■ Records for the task ■
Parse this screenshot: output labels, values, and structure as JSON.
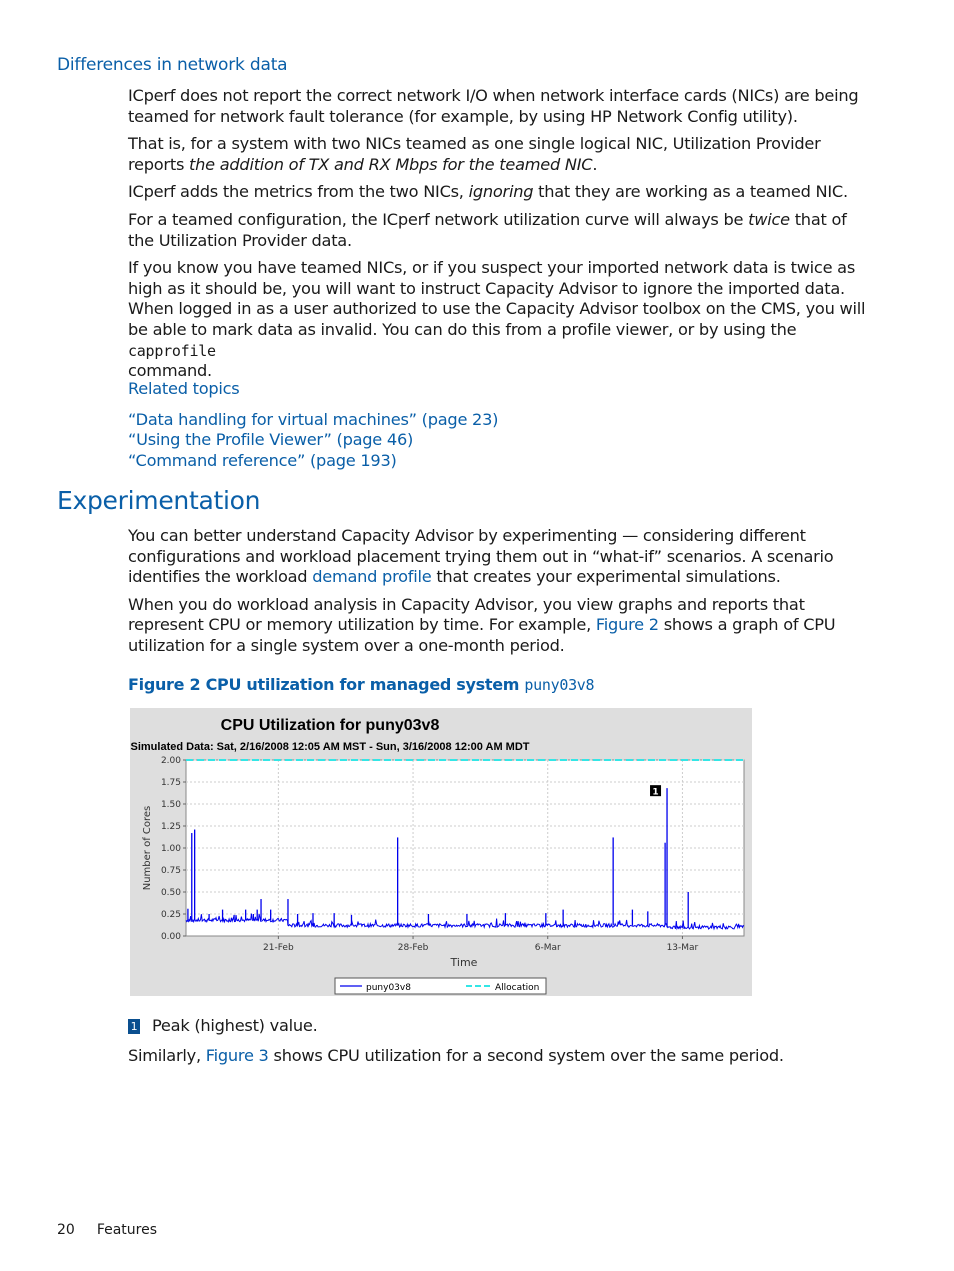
{
  "section": {
    "heading": "Differences in network data",
    "paragraphs": {
      "p1": "ICperf does not report the correct network I/O when network interface cards (NICs) are being teamed for network fault tolerance (for example, by using HP Network Config utility).",
      "p2_a": "That is, for a system with two NICs teamed as one single logical NIC, Utilization Provider reports ",
      "p2_b": "the addition of TX and RX Mbps for the teamed NIC",
      "p2_c": ".",
      "p3_a": "ICperf adds the metrics from the two NICs, ",
      "p3_b": "ignoring",
      "p3_c": " that they are working as a teamed NIC.",
      "p4_a": "For a teamed configuration, the ICperf network utilization curve will always be ",
      "p4_b": "twice",
      "p4_c": " that of the Utilization Provider data.",
      "p5_a": "If you know you have teamed NICs, or if you suspect your imported network data is twice as high as it should be, you will want to instruct Capacity Advisor to ignore the imported data. When logged in as a user authorized to use the Capacity Advisor toolbox on the CMS, you will be able to mark data as invalid. You can do this from a profile viewer, or by using the ",
      "p5_code": "capprofile",
      "p5_c": " command."
    },
    "related_title": "Related topics",
    "related_links": [
      "“Data handling for virtual machines” (page 23)",
      "“Using the Profile Viewer” (page 46)",
      "“Command reference” (page 193)"
    ]
  },
  "experimentation": {
    "heading": "Experimentation",
    "p1_a": "You can better understand Capacity Advisor by experimenting — considering different configurations and workload placement trying them out in “what-if” scenarios. A scenario identifies the workload ",
    "p1_link": "demand profile",
    "p1_c": " that creates your experimental simulations.",
    "p2_a": "When you do workload analysis in Capacity Advisor, you view graphs and reports that represent CPU or memory utilization by time. For example, ",
    "p2_link": "Figure 2",
    "p2_c": " shows a graph of CPU utilization for a single system over a one-month period.",
    "figure_caption": "Figure 2 CPU utilization for managed system ",
    "figure_caption_code": "puny03v8",
    "callout_number": "1",
    "callout_text": "Peak (highest) value.",
    "p3_a": "Similarly, ",
    "p3_link": "Figure 3",
    "p3_c": " shows CPU utilization for a second system over the same period."
  },
  "footer": {
    "page_number": "20",
    "section": "Features"
  },
  "chart_data": {
    "type": "line",
    "title": "CPU Utilization for puny03v8",
    "subtitle": "Simulated Data: Sat, 2/16/2008 12:05 AM MST - Sun, 3/16/2008 12:00 AM MDT",
    "xlabel": "Time",
    "ylabel": "Number of Cores",
    "xlim_days": [
      0,
      29
    ],
    "ylim": [
      0,
      2.0
    ],
    "yticks": [
      "0.00",
      "0.25",
      "0.50",
      "0.75",
      "1.00",
      "1.25",
      "1.50",
      "1.75",
      "2.00"
    ],
    "xticks": [
      {
        "label": "21-Feb",
        "day": 4.8
      },
      {
        "label": "28-Feb",
        "day": 11.8
      },
      {
        "label": "6-Mar",
        "day": 18.8
      },
      {
        "label": "13-Mar",
        "day": 25.8
      }
    ],
    "grid": true,
    "legend_position": "bottom",
    "series": [
      {
        "name": "puny03v8",
        "color": "#0000ee",
        "style": "solid",
        "baseline_segments": [
          {
            "from_day": 0,
            "to_day": 5.3,
            "value": 0.18
          },
          {
            "from_day": 5.3,
            "to_day": 25.0,
            "value": 0.12
          },
          {
            "from_day": 25.0,
            "to_day": 29,
            "value": 0.1
          }
        ],
        "spikes": [
          {
            "day": 0.1,
            "value": 0.31
          },
          {
            "day": 0.3,
            "value": 1.17
          },
          {
            "day": 0.45,
            "value": 1.21
          },
          {
            "day": 1.2,
            "value": 0.25
          },
          {
            "day": 1.9,
            "value": 0.3
          },
          {
            "day": 2.5,
            "value": 0.24
          },
          {
            "day": 3.1,
            "value": 0.3
          },
          {
            "day": 3.5,
            "value": 0.25
          },
          {
            "day": 3.7,
            "value": 0.3
          },
          {
            "day": 3.9,
            "value": 0.42
          },
          {
            "day": 4.4,
            "value": 0.3
          },
          {
            "day": 5.3,
            "value": 0.42
          },
          {
            "day": 5.8,
            "value": 0.25
          },
          {
            "day": 6.6,
            "value": 0.26
          },
          {
            "day": 7.7,
            "value": 0.26
          },
          {
            "day": 8.6,
            "value": 0.24
          },
          {
            "day": 11.0,
            "value": 1.12
          },
          {
            "day": 12.6,
            "value": 0.25
          },
          {
            "day": 14.6,
            "value": 0.25
          },
          {
            "day": 16.6,
            "value": 0.26
          },
          {
            "day": 18.7,
            "value": 0.26
          },
          {
            "day": 19.6,
            "value": 0.3
          },
          {
            "day": 22.2,
            "value": 1.12
          },
          {
            "day": 23.2,
            "value": 0.3
          },
          {
            "day": 24.0,
            "value": 0.28
          },
          {
            "day": 24.9,
            "value": 1.06
          },
          {
            "day": 25.0,
            "value": 1.68
          },
          {
            "day": 26.1,
            "value": 0.5
          }
        ]
      },
      {
        "name": "Allocation",
        "color": "#33e6e6",
        "style": "dashed",
        "constant_value": 2.0
      }
    ],
    "annotations": [
      {
        "label": "1",
        "meaning": "Peak (highest) value",
        "day": 25.0,
        "value": 1.68
      }
    ]
  }
}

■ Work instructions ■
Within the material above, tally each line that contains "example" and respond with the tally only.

■ Reply to the task ■
2